Start of DATA SUPPLIED

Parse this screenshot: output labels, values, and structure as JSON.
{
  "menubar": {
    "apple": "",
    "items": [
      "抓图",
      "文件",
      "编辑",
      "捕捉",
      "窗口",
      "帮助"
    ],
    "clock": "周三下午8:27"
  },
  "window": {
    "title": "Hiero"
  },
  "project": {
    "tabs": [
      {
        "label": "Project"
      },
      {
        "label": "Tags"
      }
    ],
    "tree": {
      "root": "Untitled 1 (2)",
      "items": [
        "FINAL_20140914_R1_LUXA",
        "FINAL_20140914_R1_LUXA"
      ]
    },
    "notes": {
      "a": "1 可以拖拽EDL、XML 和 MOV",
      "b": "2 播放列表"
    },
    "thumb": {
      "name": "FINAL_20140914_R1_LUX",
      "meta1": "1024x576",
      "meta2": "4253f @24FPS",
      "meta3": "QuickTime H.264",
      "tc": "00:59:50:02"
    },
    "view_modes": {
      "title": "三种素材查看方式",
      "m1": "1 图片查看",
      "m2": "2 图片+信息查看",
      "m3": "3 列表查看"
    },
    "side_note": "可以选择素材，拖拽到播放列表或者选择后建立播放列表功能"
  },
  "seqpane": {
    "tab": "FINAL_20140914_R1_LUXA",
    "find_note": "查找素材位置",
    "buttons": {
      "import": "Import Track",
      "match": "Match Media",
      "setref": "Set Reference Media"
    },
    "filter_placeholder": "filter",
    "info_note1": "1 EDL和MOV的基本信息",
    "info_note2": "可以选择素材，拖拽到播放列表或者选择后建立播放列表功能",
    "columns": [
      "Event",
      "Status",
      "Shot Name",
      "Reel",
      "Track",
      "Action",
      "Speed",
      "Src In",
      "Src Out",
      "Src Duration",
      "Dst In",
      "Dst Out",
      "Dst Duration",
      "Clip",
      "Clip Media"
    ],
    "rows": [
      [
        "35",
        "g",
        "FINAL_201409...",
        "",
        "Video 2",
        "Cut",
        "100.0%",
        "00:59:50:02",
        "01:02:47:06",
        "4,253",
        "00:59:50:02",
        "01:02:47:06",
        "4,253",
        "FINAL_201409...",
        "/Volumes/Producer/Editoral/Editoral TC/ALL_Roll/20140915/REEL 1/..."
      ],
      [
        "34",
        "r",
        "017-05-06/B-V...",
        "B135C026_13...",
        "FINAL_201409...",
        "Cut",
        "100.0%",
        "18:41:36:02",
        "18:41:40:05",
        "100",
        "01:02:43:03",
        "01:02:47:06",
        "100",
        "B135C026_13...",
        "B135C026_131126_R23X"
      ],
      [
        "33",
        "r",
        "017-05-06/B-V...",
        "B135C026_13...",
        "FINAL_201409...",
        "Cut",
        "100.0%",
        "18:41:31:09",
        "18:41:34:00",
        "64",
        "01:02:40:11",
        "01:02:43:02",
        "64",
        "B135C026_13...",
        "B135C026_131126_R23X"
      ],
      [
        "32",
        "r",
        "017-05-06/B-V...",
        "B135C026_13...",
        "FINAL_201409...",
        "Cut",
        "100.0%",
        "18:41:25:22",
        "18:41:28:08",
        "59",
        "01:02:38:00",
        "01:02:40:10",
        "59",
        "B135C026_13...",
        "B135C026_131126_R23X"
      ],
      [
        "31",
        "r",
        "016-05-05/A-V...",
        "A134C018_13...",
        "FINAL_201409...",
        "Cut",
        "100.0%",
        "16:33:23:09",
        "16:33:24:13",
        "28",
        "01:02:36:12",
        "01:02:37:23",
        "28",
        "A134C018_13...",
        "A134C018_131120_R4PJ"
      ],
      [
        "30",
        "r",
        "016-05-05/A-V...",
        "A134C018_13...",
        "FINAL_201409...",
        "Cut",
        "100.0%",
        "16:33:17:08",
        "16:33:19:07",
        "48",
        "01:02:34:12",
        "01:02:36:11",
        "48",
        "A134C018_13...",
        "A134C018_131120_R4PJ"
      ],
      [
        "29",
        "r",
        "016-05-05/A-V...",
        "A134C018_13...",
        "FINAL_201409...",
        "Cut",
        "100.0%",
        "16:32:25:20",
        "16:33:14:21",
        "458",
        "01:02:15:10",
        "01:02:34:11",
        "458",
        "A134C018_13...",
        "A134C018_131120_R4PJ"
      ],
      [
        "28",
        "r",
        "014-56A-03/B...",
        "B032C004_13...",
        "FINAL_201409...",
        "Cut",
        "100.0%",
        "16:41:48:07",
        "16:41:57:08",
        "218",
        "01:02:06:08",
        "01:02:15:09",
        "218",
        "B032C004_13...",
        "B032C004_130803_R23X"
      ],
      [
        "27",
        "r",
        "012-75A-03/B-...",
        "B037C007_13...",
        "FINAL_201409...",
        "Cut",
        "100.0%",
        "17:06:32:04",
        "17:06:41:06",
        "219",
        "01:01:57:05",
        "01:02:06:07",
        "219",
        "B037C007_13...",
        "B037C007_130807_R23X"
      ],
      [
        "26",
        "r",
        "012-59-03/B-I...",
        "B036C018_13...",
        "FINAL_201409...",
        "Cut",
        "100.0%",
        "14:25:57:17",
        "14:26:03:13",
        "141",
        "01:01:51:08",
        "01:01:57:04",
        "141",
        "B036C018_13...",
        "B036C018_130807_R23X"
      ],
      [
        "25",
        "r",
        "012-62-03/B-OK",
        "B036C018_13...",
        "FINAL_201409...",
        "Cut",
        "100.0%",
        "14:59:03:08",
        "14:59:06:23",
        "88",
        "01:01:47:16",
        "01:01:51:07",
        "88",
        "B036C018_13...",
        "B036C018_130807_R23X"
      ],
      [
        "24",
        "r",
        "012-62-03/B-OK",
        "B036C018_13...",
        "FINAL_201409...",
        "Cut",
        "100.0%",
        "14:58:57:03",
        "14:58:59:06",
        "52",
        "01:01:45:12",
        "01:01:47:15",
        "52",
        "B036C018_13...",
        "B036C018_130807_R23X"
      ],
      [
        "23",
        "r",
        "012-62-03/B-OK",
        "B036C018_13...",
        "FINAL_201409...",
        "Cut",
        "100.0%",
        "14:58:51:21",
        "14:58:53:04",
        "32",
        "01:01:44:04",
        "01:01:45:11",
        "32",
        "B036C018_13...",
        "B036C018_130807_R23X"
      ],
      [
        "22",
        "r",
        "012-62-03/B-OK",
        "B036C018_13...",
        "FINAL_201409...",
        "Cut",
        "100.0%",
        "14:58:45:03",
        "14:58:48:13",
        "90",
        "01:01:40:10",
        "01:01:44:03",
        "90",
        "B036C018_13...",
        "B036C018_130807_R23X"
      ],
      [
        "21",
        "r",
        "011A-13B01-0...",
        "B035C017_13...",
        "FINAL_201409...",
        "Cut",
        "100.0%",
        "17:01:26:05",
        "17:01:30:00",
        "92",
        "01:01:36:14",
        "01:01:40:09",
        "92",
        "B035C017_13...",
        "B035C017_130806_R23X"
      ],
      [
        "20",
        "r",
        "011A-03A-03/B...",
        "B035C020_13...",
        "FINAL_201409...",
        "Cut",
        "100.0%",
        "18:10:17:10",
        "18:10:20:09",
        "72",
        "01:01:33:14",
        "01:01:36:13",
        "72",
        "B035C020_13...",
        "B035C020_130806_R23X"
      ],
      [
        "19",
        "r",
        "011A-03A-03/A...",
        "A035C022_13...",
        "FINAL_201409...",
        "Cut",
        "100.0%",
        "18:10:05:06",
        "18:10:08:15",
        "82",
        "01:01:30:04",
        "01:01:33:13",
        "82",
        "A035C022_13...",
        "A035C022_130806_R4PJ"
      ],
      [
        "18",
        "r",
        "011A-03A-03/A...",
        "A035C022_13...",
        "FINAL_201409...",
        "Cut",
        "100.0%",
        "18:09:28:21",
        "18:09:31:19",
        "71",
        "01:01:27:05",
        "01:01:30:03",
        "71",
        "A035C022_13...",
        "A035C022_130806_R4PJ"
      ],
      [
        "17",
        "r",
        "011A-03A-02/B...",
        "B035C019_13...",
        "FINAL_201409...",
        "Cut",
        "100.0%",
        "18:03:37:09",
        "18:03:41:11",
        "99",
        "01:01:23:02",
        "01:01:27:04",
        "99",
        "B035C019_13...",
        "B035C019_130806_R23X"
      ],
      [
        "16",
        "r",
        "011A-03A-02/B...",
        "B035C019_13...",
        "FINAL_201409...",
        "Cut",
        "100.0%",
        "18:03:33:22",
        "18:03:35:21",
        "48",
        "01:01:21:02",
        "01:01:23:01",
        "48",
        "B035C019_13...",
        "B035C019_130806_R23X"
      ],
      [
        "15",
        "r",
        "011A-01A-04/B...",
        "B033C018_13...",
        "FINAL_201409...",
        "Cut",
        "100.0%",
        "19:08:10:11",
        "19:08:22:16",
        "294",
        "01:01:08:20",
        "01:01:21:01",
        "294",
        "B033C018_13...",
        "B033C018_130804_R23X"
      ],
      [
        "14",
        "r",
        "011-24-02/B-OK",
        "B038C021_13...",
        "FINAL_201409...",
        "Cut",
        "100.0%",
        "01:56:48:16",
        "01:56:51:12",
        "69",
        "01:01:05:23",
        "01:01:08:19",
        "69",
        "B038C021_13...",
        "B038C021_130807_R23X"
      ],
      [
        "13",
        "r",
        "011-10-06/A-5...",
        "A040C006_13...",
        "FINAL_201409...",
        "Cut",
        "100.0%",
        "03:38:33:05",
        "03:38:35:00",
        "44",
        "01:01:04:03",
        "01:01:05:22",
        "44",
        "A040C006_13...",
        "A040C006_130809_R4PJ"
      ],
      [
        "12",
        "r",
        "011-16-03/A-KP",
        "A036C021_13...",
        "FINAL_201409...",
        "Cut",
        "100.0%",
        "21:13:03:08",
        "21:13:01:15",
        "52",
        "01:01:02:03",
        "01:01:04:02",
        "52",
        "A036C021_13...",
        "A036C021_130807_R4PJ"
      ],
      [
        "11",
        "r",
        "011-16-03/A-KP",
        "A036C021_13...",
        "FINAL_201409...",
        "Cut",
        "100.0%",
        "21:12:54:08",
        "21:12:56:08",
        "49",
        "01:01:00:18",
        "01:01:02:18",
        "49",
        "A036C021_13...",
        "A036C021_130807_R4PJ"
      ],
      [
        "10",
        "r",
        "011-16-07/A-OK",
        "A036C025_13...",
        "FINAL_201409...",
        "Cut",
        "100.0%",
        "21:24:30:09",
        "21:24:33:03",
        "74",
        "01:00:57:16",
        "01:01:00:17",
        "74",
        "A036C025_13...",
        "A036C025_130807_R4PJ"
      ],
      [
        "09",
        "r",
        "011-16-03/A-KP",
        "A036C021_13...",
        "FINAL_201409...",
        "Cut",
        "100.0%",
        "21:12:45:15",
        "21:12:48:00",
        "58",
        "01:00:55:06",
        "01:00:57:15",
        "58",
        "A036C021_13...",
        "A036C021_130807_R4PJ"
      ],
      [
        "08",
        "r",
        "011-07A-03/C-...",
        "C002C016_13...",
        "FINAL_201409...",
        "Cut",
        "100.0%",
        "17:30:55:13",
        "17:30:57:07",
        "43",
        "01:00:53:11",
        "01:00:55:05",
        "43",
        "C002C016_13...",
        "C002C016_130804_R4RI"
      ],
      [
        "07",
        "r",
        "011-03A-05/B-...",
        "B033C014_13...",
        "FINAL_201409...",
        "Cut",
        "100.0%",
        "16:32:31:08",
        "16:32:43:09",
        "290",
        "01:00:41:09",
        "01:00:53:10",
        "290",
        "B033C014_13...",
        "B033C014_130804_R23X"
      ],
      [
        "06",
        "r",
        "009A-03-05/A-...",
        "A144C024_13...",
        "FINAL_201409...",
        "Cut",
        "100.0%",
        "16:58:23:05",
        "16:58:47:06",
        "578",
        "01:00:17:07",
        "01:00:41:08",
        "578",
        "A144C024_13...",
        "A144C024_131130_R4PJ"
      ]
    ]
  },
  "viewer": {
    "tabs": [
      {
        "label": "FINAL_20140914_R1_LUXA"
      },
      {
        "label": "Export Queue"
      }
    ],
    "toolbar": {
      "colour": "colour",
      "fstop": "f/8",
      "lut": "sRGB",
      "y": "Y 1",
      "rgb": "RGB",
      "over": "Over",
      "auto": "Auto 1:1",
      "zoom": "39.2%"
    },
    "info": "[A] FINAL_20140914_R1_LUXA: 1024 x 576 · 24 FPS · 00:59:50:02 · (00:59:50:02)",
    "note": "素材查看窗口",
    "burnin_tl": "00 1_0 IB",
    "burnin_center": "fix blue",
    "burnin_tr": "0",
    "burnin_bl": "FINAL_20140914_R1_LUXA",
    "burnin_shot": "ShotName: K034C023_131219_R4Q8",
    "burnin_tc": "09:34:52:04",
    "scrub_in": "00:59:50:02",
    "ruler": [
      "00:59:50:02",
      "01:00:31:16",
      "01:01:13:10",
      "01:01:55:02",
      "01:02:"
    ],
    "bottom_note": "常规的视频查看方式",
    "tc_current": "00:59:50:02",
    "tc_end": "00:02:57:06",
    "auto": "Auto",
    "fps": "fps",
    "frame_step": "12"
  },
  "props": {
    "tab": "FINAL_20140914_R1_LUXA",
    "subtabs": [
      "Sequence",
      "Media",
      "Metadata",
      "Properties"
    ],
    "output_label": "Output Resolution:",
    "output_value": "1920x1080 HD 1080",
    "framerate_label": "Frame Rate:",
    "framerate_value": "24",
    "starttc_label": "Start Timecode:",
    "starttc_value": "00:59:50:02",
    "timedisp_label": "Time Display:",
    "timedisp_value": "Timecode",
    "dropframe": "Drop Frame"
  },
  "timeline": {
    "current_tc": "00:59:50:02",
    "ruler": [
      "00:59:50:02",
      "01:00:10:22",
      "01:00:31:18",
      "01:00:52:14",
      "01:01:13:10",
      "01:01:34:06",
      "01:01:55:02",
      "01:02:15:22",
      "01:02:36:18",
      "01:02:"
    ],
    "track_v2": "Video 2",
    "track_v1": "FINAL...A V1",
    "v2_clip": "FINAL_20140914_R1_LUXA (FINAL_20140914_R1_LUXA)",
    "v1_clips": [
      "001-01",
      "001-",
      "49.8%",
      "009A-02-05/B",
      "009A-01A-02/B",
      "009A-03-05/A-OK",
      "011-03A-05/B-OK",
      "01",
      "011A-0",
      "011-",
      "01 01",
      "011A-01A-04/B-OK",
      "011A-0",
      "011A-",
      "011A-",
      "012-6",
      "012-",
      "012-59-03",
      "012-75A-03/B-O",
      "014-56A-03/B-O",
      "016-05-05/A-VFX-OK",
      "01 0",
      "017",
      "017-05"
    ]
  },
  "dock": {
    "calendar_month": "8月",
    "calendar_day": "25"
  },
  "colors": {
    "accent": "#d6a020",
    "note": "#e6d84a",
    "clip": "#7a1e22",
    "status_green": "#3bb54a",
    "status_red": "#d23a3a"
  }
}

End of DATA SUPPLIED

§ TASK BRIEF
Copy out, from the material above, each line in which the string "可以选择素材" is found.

§ EXPECTED ANSWER
    "side_note": "可以选择素材，拖拽到播放列表或者选择后建立播放列表功能"
    "info_note2": "可以选择素材，拖拽到播放列表或者选择后建立播放列表功能",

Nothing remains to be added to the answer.